#### [Exercise instructions]
Your reply should hold only the lines from the records below where "Subiect" occurs.

====

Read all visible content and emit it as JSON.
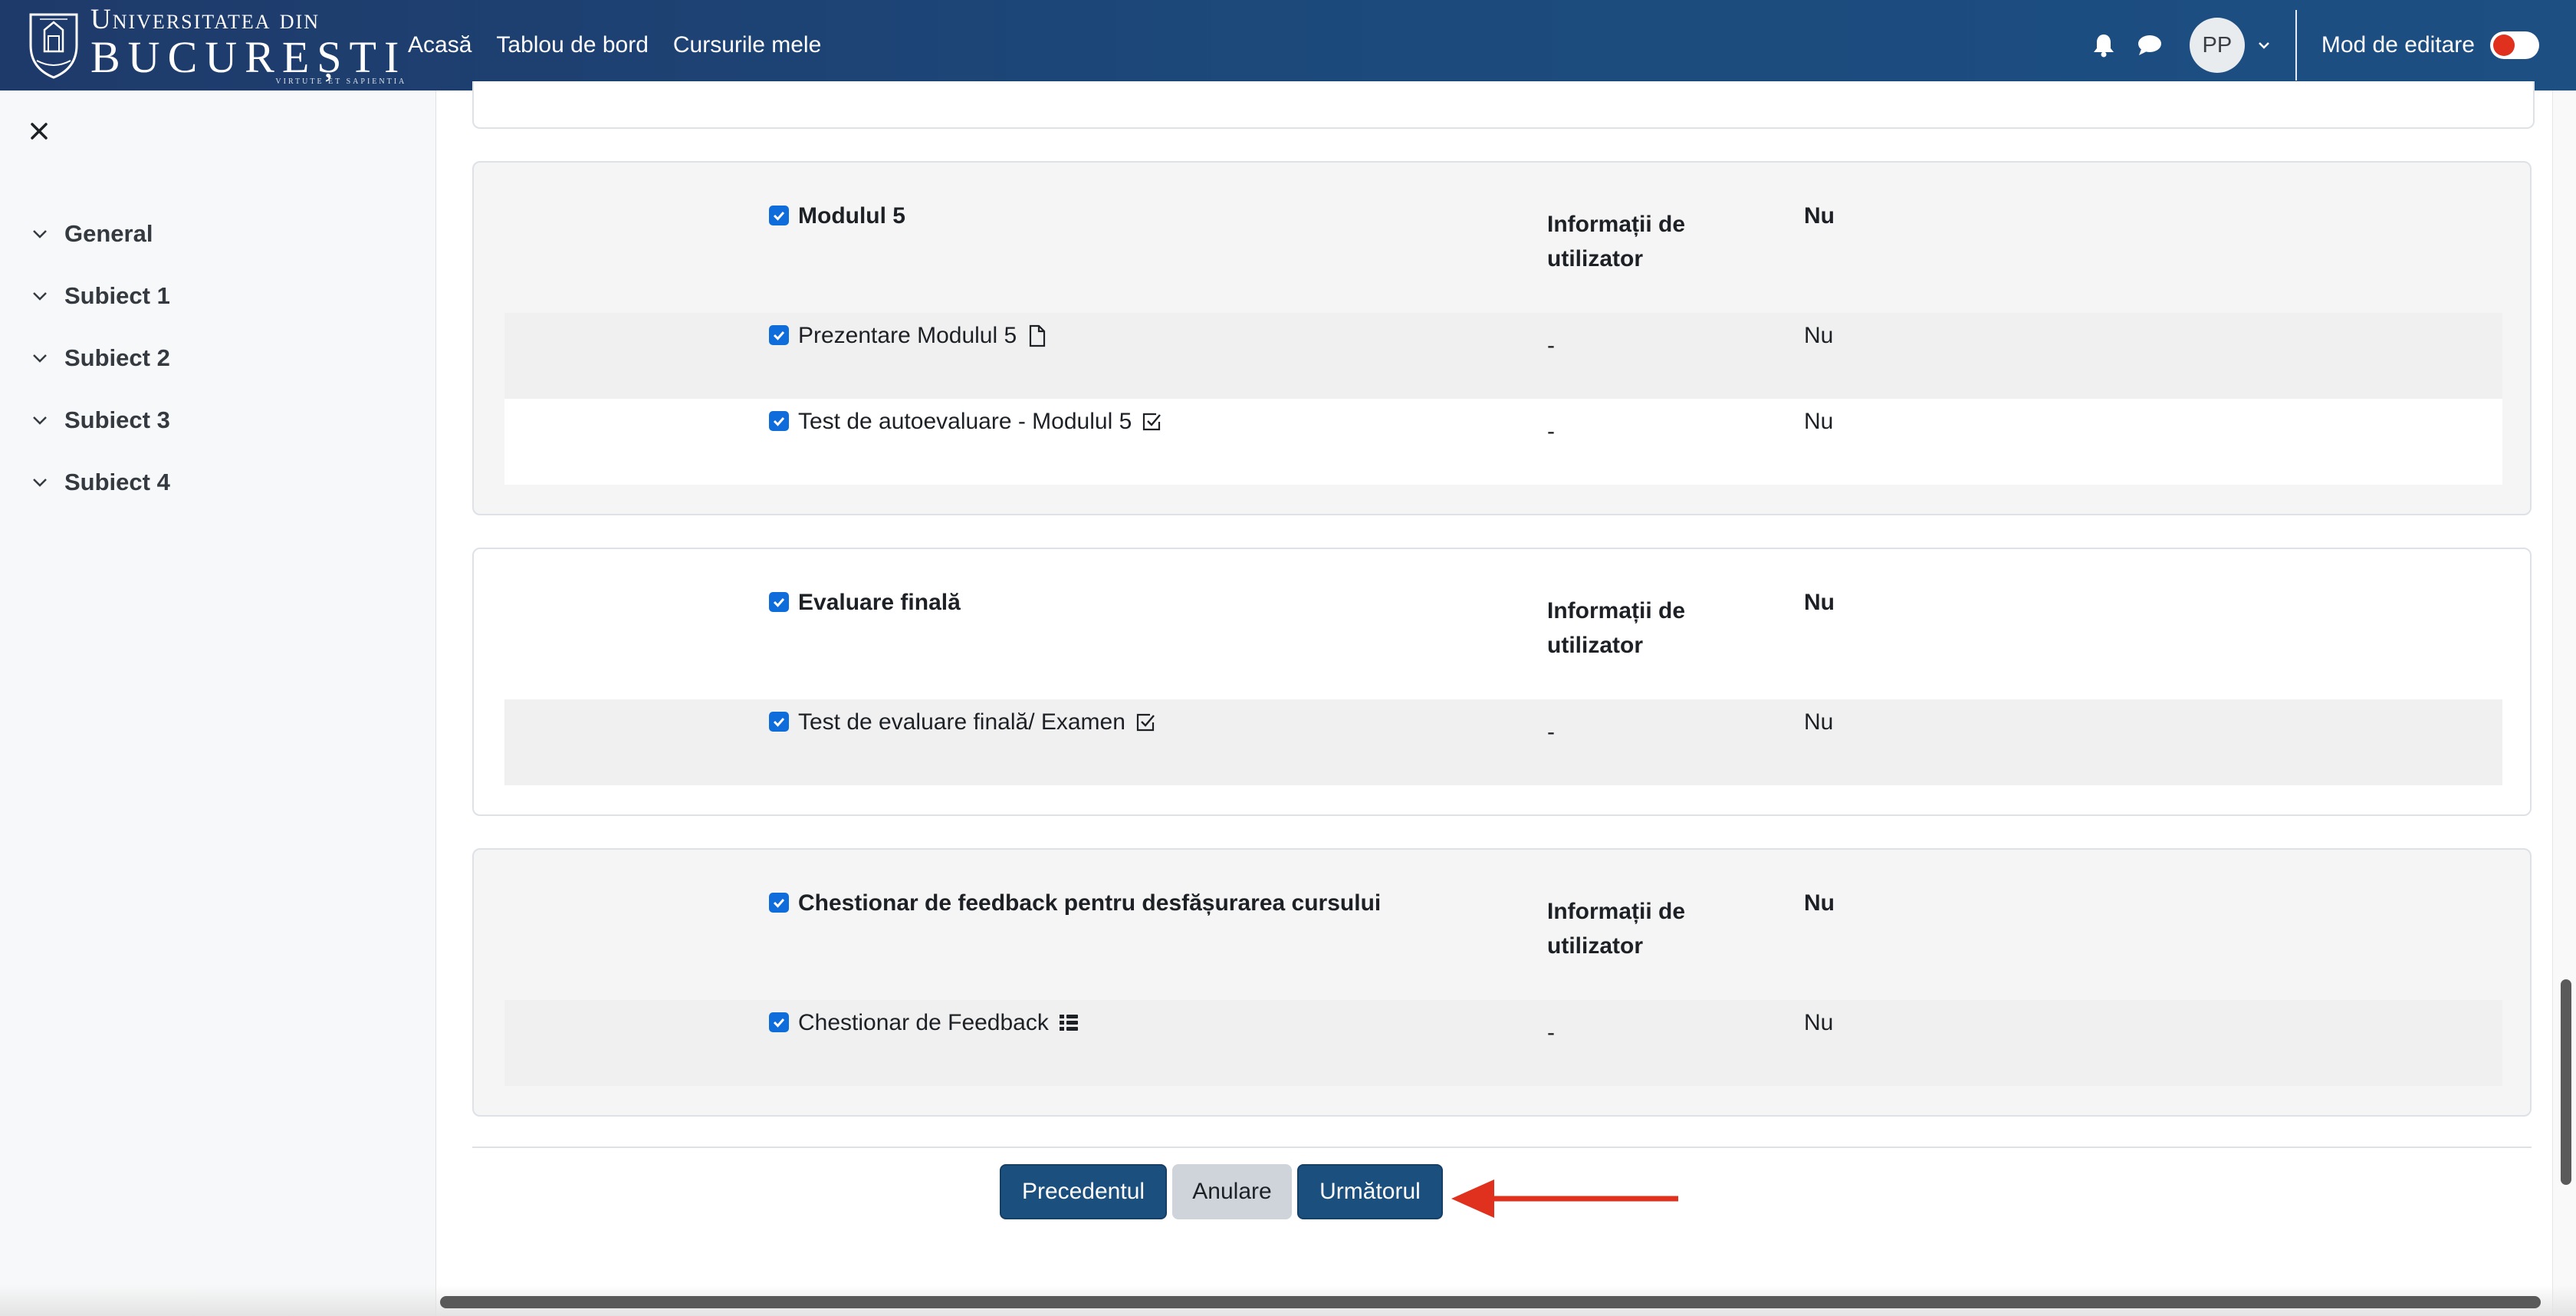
{
  "brand": {
    "line1": "Universitatea din",
    "line2": "BUCUREȘTI",
    "motto": "VIRTUTE ET SAPIENTIA"
  },
  "nav": {
    "links": [
      "Acasă",
      "Tablou de bord",
      "Cursurile mele"
    ],
    "icons": [
      "bell-icon",
      "chat-icon"
    ],
    "avatar_initials": "PP",
    "edit_mode_label": "Mod de editare",
    "edit_mode_on": false
  },
  "sidebar": {
    "close_icon": "close-icon",
    "items": [
      {
        "label": "General"
      },
      {
        "label": "Subiect 1"
      },
      {
        "label": "Subiect 2"
      },
      {
        "label": "Subiect 3"
      },
      {
        "label": "Subiect 4"
      }
    ]
  },
  "sections": [
    {
      "title": "Modulul 5",
      "col2": "Informații de utilizator",
      "col3": "Nu",
      "activities": [
        {
          "name": "Prezentare Modulul 5",
          "icon": "file-icon",
          "col2": "-",
          "col3": "Nu"
        },
        {
          "name": "Test de autoevaluare - Modulul 5",
          "icon": "quiz-icon",
          "col2": "-",
          "col3": "Nu"
        }
      ]
    },
    {
      "title": "Evaluare finală",
      "col2": "Informații de utilizator",
      "col3": "Nu",
      "activities": [
        {
          "name": "Test de evaluare finală/ Examen",
          "icon": "quiz-icon",
          "col2": "-",
          "col3": "Nu"
        }
      ]
    },
    {
      "title": "Chestionar de feedback pentru desfășurarea cursului",
      "col2": "Informații de utilizator",
      "col3": "Nu",
      "activities": [
        {
          "name": "Chestionar de Feedback",
          "icon": "feedback-icon",
          "col2": "-",
          "col3": "Nu"
        }
      ]
    }
  ],
  "buttons": {
    "previous": "Precedentul",
    "cancel": "Anulare",
    "next": "Următorul"
  },
  "colors": {
    "navbar": "#1e3a6a",
    "primary_button": "#1b4f7e",
    "checkbox": "#0f6cdb",
    "annotation_arrow": "#e0301e"
  }
}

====

#### [Task answer]
        "label": "Subiect 1"
        "label": "Subiect 2"
        "label": "Subiect 3"
        "label": "Subiect 4"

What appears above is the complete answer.